◆ **Given records**:
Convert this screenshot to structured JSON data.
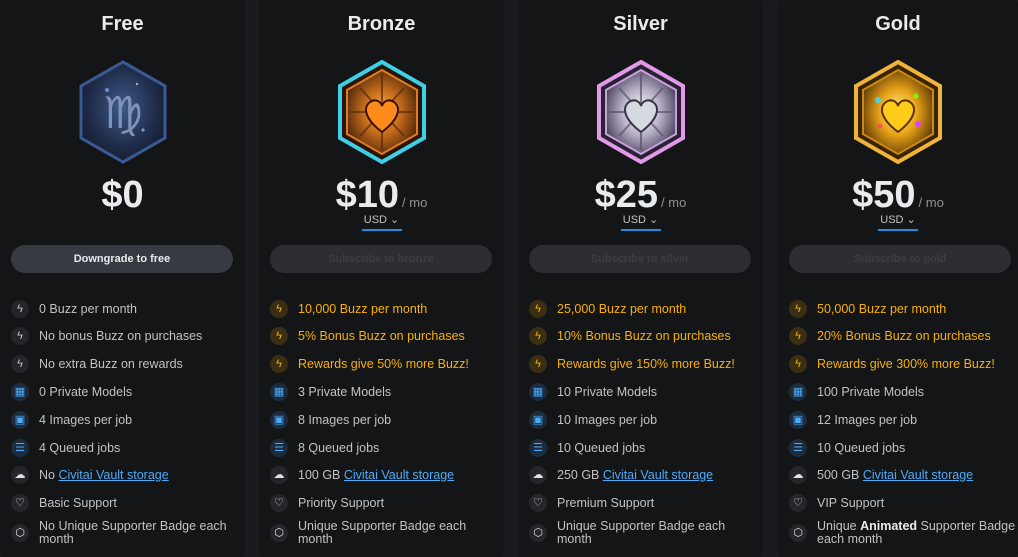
{
  "plans": [
    {
      "title": "Free",
      "price": "$0",
      "per": "",
      "currency": "",
      "cta": "Downgrade to free",
      "features": {
        "buzz_month": "0 Buzz per month",
        "bonus": "No bonus Buzz on purchases",
        "rewards": "No extra Buzz on rewards",
        "models": "0 Private Models",
        "images": "4 Images per job",
        "queue": "4 Queued jobs",
        "vault_prefix": "No ",
        "vault_link": "Civitai Vault storage",
        "support": "Basic Support",
        "badge": "No Unique Supporter Badge each month"
      }
    },
    {
      "title": "Bronze",
      "price": "$10",
      "per": "/ mo",
      "currency": "USD ⌄",
      "cta": "Subscribe to bronze",
      "features": {
        "buzz_month": "10,000 Buzz per month",
        "bonus": "5% Bonus Buzz on purchases",
        "rewards": "Rewards give 50% more Buzz!",
        "models": "3 Private Models",
        "images": "8 Images per job",
        "queue": "8 Queued jobs",
        "vault_prefix": "100 GB ",
        "vault_link": "Civitai Vault storage",
        "support": "Priority Support",
        "badge": "Unique Supporter Badge each month"
      }
    },
    {
      "title": "Silver",
      "price": "$25",
      "per": "/ mo",
      "currency": "USD ⌄",
      "cta": "Subscribe to silver",
      "features": {
        "buzz_month": "25,000 Buzz per month",
        "bonus": "10% Bonus Buzz on purchases",
        "rewards": "Rewards give 150% more Buzz!",
        "models": "10 Private Models",
        "images": "10 Images per job",
        "queue": "10 Queued jobs",
        "vault_prefix": "250 GB ",
        "vault_link": "Civitai Vault storage",
        "support": "Premium Support",
        "badge": "Unique Supporter Badge each month"
      }
    },
    {
      "title": "Gold",
      "price": "$50",
      "per": "/ mo",
      "currency": "USD ⌄",
      "cta": "Subscribe to gold",
      "features": {
        "buzz_month": "50,000 Buzz per month",
        "bonus": "20% Bonus Buzz on purchases",
        "rewards": "Rewards give 300% more Buzz!",
        "models": "100 Private Models",
        "images": "12 Images per job",
        "queue": "10 Queued jobs",
        "vault_prefix": "500 GB ",
        "vault_link": "Civitai Vault storage",
        "support": "VIP Support",
        "badge_pre": "Unique ",
        "badge_bold": "Animated",
        "badge_post": " Supporter Badge each month"
      }
    }
  ],
  "icons": {
    "bolt": "bolt-icon",
    "models": "grid-icon",
    "images": "photo-ai-icon",
    "queue": "list-icon",
    "vault": "cloud-icon",
    "support": "heart-handshake-icon",
    "badge": "hexagon-icon",
    "badge_gold": "hexagon-plus-icon"
  },
  "colors": {
    "background": "#1a1b1e",
    "card": "#141517",
    "accent_gold": "#fab005",
    "link_blue": "#4dabf7",
    "free_badge": "#2b3a5c",
    "bronze_badge": "#c46a1c",
    "silver_badge": "#c9a0dc",
    "gold_badge": "#e8a317"
  }
}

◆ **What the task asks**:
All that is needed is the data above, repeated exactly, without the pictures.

◆ **Answer box**:
Convert this screenshot to structured JSON data.
{
  "plans": [
    {
      "title": "Free",
      "price": "$0",
      "per": "",
      "currency": "",
      "cta": "Downgrade to free",
      "features": {
        "buzz_month": "0 Buzz per month",
        "bonus": "No bonus Buzz on purchases",
        "rewards": "No extra Buzz on rewards",
        "models": "0 Private Models",
        "images": "4 Images per job",
        "queue": "4 Queued jobs",
        "vault_prefix": "No ",
        "vault_link": "Civitai Vault storage",
        "support": "Basic Support",
        "badge": "No Unique Supporter Badge each month"
      }
    },
    {
      "title": "Bronze",
      "price": "$10",
      "per": "/ mo",
      "currency": "USD ⌄",
      "cta": "Subscribe to bronze",
      "features": {
        "buzz_month": "10,000 Buzz per month",
        "bonus": "5% Bonus Buzz on purchases",
        "rewards": "Rewards give 50% more Buzz!",
        "models": "3 Private Models",
        "images": "8 Images per job",
        "queue": "8 Queued jobs",
        "vault_prefix": "100 GB ",
        "vault_link": "Civitai Vault storage",
        "support": "Priority Support",
        "badge": "Unique Supporter Badge each month"
      }
    },
    {
      "title": "Silver",
      "price": "$25",
      "per": "/ mo",
      "currency": "USD ⌄",
      "cta": "Subscribe to silver",
      "features": {
        "buzz_month": "25,000 Buzz per month",
        "bonus": "10% Bonus Buzz on purchases",
        "rewards": "Rewards give 150% more Buzz!",
        "models": "10 Private Models",
        "images": "10 Images per job",
        "queue": "10 Queued jobs",
        "vault_prefix": "250 GB ",
        "vault_link": "Civitai Vault storage",
        "support": "Premium Support",
        "badge": "Unique Supporter Badge each month"
      }
    },
    {
      "title": "Gold",
      "price": "$50",
      "per": "/ mo",
      "currency": "USD ⌄",
      "cta": "Subscribe to gold",
      "features": {
        "buzz_month": "50,000 Buzz per month",
        "bonus": "20% Bonus Buzz on purchases",
        "rewards": "Rewards give 300% more Buzz!",
        "models": "100 Private Models",
        "images": "12 Images per job",
        "queue": "10 Queued jobs",
        "vault_prefix": "500 GB ",
        "vault_link": "Civitai Vault storage",
        "support": "VIP Support",
        "badge_pre": "Unique ",
        "badge_bold": "Animated",
        "badge_post": " Supporter Badge each month"
      }
    }
  ],
  "icons": {
    "bolt": "bolt-icon",
    "models": "grid-icon",
    "images": "photo-ai-icon",
    "queue": "list-icon",
    "vault": "cloud-icon",
    "support": "heart-handshake-icon",
    "badge": "hexagon-icon",
    "badge_gold": "hexagon-plus-icon"
  },
  "colors": {
    "background": "#1a1b1e",
    "card": "#141517",
    "accent_gold": "#fab005",
    "link_blue": "#4dabf7",
    "free_badge": "#2b3a5c",
    "bronze_badge": "#c46a1c",
    "silver_badge": "#c9a0dc",
    "gold_badge": "#e8a317"
  }
}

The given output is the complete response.